◆ Your objective: Please find every line in the records below that contains the word "tournament", and copy it.

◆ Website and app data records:
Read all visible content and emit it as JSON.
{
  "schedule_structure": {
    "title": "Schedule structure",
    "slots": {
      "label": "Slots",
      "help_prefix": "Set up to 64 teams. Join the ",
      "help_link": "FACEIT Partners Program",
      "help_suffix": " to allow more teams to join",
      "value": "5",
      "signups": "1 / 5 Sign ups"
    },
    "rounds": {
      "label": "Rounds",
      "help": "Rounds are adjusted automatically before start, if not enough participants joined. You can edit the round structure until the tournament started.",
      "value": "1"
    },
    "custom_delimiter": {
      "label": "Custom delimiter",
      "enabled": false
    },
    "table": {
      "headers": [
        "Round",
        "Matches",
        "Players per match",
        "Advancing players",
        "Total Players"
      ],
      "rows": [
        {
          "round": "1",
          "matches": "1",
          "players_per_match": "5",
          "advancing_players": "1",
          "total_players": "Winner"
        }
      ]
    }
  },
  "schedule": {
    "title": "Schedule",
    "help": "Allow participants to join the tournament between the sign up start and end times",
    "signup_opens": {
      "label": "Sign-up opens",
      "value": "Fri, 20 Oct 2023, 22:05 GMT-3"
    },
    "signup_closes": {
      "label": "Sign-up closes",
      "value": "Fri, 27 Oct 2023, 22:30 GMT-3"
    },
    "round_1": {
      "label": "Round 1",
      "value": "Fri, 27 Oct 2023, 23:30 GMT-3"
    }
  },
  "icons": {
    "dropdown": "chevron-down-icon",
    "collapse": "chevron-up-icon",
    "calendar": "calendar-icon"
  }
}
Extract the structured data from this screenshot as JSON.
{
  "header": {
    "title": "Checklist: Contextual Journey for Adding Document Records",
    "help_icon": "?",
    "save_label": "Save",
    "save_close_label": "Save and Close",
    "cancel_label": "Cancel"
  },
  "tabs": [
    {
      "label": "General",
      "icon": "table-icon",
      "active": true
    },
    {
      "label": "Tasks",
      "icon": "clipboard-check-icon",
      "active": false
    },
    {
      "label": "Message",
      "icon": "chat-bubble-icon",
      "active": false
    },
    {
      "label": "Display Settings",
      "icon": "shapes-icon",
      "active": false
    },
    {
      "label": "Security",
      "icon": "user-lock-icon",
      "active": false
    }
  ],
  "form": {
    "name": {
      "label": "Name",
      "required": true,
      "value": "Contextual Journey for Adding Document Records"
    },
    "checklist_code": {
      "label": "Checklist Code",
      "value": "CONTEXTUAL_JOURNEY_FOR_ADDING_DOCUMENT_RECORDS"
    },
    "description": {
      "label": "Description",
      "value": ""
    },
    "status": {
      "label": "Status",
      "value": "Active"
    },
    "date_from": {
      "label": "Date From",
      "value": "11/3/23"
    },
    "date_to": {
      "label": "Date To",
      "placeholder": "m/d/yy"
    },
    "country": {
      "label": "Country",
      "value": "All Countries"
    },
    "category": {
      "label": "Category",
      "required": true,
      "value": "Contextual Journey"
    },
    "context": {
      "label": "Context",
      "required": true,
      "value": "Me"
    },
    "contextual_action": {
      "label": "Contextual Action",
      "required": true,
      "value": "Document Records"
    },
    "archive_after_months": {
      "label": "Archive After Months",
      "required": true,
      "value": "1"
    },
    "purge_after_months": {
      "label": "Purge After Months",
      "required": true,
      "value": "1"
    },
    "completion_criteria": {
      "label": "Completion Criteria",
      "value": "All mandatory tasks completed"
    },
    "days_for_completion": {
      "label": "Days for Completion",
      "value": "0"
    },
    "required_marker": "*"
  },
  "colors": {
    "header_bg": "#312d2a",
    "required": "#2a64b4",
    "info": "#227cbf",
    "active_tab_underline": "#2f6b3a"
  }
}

◆ Exercise solution:
      "help": "Rounds are adjusted automatically before start, if not enough participants joined. You can edit the round structure until the tournament started.",
    "help": "Allow participants to join the tournament between the sign up start and end times",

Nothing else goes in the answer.